* _Given data_:
=== Begin Enclosure ===
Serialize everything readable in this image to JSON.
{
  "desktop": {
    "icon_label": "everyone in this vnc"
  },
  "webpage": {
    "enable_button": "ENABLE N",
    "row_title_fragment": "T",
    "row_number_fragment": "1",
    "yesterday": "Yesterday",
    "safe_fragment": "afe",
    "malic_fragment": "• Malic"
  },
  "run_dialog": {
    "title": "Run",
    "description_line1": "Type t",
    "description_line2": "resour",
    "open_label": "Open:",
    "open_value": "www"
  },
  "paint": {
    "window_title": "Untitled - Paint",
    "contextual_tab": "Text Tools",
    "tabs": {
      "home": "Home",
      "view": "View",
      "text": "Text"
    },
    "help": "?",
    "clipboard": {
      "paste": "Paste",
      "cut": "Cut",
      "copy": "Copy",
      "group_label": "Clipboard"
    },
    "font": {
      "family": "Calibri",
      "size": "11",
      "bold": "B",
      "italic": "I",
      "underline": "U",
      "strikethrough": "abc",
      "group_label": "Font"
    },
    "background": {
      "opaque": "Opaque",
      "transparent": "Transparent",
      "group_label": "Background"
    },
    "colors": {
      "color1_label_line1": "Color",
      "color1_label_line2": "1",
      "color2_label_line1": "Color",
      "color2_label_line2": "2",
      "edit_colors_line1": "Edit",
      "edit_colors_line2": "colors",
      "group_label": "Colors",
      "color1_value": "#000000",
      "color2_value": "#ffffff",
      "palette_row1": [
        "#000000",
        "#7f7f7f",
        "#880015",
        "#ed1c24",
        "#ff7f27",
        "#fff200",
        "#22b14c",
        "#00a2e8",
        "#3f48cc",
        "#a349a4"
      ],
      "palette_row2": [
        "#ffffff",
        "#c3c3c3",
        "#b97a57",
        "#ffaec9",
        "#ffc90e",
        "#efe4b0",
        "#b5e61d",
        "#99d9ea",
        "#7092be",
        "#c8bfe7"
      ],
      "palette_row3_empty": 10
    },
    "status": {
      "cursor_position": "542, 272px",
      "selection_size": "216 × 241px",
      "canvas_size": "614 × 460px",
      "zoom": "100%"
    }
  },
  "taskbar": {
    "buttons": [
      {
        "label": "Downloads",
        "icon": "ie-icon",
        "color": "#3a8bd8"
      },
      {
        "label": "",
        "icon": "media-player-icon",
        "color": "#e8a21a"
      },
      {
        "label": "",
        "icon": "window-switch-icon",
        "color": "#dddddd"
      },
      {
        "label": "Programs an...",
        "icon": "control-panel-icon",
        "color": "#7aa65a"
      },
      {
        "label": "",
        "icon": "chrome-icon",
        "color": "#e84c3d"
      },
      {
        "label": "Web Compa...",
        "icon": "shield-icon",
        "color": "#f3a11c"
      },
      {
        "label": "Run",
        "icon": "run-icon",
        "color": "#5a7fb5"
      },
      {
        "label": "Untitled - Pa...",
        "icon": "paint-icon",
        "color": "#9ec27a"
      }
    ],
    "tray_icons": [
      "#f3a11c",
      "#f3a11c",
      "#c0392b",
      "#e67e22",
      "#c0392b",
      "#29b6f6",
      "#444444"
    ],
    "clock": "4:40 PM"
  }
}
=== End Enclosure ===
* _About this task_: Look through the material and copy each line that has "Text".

* _Solution to this exercise_:
    "contextual_tab": "Text Tools",
      "text": "Text"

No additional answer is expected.